Filter the data for lines with the word "portrait" and copy those lines.

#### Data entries
_____

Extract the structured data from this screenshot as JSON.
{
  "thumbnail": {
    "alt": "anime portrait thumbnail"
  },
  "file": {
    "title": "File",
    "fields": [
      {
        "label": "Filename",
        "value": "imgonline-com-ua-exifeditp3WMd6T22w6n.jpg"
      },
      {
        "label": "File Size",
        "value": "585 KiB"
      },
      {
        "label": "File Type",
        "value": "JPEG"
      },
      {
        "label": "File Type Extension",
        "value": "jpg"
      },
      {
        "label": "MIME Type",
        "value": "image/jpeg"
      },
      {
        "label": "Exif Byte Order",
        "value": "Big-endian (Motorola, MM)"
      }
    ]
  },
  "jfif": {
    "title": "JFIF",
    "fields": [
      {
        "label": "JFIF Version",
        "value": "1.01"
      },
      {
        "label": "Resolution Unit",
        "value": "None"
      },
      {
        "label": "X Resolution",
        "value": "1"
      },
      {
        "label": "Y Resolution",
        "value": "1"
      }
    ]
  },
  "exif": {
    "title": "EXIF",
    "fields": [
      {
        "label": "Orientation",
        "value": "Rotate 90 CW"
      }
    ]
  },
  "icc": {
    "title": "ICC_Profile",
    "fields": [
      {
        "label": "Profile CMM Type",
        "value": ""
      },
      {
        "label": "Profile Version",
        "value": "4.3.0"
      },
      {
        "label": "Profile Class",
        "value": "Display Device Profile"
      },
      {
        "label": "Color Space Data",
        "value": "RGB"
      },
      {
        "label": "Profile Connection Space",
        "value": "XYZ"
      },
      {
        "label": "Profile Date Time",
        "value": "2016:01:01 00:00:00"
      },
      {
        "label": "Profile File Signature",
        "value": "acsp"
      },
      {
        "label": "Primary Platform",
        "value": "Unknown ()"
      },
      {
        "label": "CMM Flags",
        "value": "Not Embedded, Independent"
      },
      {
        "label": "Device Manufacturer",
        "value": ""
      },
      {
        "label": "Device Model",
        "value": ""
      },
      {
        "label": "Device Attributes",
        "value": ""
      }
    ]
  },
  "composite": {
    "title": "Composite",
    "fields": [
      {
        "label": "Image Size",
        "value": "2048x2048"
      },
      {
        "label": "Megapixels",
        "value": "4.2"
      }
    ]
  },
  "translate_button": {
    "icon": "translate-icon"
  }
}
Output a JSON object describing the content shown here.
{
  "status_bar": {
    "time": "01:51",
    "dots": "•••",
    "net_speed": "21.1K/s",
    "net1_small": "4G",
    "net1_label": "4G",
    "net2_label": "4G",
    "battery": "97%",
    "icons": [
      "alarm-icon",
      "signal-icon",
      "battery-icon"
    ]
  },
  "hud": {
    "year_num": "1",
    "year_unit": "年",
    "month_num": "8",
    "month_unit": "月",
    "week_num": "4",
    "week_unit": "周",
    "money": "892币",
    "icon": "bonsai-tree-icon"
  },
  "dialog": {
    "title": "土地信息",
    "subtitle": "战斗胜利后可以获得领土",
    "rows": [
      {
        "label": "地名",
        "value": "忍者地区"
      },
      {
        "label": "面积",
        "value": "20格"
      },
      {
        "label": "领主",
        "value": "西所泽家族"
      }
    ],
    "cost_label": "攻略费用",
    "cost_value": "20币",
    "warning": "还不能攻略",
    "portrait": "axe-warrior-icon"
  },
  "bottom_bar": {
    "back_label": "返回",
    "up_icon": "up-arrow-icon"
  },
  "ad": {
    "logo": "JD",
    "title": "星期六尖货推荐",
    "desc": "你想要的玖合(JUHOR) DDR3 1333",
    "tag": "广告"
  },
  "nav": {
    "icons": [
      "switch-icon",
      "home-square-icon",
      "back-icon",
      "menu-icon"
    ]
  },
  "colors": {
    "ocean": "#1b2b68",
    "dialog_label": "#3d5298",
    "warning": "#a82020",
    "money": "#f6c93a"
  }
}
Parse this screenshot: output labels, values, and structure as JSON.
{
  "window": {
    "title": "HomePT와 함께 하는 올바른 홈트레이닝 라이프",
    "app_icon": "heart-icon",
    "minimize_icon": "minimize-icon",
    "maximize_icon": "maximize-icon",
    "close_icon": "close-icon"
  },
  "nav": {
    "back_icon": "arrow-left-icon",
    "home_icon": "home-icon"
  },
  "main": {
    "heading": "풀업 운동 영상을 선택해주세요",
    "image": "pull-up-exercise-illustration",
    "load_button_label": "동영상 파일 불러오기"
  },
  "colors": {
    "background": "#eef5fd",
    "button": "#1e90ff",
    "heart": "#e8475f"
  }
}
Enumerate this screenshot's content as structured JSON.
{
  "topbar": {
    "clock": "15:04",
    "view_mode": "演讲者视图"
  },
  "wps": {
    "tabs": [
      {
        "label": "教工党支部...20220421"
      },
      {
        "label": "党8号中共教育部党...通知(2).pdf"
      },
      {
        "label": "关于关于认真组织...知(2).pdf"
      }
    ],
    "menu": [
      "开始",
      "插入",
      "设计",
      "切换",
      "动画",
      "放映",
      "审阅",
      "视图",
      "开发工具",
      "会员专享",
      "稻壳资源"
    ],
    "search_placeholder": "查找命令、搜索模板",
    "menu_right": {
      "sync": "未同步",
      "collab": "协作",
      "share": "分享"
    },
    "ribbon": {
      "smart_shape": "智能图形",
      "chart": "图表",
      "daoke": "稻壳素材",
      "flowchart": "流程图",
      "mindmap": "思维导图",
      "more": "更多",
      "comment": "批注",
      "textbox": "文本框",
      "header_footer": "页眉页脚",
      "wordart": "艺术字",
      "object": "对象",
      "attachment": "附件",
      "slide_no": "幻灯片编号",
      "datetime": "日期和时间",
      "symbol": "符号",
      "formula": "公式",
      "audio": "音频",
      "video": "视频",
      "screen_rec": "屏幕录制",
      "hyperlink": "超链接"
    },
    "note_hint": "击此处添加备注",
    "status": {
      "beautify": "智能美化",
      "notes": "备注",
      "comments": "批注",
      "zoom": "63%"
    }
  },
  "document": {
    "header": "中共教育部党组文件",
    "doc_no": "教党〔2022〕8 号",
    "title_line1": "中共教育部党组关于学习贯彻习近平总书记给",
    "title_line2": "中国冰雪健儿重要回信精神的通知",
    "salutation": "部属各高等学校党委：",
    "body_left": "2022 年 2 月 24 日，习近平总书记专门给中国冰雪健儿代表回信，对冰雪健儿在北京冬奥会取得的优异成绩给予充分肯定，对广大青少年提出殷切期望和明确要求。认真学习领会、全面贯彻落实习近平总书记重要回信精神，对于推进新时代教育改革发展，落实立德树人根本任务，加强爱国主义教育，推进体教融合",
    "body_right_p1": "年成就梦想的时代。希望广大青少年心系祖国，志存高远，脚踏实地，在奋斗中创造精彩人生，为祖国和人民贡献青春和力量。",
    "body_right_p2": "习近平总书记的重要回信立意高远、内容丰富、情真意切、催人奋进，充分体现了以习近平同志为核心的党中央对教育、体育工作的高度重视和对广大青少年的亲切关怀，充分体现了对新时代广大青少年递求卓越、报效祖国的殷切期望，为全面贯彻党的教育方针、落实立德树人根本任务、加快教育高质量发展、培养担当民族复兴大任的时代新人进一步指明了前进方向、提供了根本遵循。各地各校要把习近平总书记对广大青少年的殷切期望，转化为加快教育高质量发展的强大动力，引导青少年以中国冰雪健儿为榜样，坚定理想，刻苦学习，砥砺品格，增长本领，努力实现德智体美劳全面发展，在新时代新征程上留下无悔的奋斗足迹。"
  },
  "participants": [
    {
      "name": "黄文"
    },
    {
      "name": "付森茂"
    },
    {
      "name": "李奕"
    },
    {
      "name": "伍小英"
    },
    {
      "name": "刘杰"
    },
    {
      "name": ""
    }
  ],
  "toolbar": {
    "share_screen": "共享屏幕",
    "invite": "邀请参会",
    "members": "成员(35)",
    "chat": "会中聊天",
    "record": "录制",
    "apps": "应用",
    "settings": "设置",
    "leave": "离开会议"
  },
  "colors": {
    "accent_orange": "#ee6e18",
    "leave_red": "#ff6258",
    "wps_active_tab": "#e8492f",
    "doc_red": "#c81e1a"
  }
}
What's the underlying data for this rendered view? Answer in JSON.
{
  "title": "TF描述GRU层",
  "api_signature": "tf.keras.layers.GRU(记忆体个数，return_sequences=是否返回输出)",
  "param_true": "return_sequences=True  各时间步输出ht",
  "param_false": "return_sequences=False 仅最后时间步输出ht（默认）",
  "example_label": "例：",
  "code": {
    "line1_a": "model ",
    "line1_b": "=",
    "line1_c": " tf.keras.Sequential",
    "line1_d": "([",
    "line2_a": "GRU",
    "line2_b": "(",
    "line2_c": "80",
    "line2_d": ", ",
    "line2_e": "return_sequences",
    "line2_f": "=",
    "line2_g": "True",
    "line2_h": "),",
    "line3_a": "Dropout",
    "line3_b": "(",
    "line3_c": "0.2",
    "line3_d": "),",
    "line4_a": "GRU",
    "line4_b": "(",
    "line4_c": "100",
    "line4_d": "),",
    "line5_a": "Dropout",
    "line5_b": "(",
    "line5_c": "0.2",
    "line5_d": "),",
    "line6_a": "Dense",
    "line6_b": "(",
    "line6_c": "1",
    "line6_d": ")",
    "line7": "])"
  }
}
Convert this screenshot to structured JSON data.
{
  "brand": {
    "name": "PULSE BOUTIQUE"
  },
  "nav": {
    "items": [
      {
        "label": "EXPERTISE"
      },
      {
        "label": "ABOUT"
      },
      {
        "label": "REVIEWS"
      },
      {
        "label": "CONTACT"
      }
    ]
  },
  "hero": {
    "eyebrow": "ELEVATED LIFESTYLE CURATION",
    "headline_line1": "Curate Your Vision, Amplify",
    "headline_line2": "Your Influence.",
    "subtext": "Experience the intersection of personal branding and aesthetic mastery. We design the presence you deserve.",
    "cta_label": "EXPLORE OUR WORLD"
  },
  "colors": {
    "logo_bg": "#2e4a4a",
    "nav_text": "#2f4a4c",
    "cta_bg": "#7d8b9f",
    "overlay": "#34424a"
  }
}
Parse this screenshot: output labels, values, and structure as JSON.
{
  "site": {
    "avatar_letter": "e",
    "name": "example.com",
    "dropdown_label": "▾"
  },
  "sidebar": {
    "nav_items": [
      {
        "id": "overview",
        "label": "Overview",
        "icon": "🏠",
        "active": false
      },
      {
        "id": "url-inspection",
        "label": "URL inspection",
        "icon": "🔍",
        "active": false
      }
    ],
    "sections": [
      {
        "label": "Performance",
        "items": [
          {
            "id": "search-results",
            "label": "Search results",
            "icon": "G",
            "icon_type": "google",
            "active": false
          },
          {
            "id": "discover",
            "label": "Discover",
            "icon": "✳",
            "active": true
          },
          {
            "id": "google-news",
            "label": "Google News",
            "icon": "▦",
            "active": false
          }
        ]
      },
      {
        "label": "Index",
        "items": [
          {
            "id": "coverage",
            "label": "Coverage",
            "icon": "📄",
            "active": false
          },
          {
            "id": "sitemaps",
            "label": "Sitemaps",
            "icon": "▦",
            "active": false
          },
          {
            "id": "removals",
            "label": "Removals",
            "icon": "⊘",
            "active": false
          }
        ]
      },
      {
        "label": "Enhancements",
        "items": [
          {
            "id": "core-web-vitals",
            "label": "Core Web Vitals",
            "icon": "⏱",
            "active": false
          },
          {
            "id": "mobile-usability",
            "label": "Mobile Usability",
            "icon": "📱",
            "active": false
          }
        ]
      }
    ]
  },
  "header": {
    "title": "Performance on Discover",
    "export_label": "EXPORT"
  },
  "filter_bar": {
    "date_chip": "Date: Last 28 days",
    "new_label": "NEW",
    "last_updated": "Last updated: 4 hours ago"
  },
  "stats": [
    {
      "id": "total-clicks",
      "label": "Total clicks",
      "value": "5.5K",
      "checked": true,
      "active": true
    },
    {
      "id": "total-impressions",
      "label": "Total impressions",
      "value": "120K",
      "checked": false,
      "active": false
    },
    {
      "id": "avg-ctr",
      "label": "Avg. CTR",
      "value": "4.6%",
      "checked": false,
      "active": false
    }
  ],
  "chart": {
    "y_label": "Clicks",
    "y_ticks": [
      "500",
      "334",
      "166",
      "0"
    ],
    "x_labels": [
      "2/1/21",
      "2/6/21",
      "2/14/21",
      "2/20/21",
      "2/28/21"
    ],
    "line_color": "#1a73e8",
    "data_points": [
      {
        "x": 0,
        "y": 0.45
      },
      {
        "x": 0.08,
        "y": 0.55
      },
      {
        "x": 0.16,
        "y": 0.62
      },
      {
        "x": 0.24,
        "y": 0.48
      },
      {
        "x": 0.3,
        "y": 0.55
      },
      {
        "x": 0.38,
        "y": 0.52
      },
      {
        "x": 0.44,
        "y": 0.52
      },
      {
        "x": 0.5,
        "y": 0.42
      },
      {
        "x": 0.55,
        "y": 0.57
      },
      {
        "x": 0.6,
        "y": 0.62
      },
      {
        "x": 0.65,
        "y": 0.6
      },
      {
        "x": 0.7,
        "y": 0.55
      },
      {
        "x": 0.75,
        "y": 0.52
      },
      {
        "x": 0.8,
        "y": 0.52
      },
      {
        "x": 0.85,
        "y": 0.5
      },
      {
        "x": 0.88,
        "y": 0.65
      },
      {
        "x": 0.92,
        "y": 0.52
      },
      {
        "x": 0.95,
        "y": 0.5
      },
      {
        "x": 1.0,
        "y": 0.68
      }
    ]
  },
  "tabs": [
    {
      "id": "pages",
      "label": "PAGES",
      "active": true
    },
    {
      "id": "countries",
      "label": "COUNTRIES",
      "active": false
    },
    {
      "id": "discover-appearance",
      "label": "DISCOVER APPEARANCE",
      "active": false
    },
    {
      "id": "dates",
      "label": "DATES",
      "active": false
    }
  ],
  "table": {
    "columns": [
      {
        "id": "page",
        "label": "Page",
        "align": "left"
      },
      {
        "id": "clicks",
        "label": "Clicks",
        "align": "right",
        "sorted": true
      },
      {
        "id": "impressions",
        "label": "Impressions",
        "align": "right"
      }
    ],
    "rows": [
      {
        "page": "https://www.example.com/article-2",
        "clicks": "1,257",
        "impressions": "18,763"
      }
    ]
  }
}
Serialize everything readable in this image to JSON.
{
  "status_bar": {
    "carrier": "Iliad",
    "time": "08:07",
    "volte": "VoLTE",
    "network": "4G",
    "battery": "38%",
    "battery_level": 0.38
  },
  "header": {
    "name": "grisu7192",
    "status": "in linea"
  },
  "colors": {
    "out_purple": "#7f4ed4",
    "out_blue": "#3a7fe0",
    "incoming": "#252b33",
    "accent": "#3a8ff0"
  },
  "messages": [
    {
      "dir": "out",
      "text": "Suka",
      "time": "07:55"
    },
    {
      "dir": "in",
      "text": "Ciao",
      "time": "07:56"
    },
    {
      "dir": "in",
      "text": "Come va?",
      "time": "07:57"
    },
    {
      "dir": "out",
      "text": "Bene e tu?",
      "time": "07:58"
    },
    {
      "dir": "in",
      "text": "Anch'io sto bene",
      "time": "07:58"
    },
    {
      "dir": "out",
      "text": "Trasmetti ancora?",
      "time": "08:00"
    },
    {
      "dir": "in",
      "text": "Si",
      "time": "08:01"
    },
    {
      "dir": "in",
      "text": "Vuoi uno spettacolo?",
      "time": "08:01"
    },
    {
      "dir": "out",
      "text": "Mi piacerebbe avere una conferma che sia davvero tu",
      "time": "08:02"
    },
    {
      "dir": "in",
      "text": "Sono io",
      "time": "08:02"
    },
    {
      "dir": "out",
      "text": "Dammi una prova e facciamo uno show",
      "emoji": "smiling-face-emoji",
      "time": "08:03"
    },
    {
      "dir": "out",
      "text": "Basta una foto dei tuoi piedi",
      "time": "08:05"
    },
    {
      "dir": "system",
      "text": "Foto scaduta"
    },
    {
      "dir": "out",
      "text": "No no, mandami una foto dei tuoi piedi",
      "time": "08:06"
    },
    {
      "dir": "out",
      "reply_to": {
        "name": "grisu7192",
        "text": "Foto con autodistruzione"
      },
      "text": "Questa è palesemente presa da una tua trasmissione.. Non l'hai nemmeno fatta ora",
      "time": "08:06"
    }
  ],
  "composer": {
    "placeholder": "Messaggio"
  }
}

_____

#### ANSWER TO THIS EXERCISE
    "alt": "anime portrait thumbnail"
    "portrait": "axe-warrior-icon"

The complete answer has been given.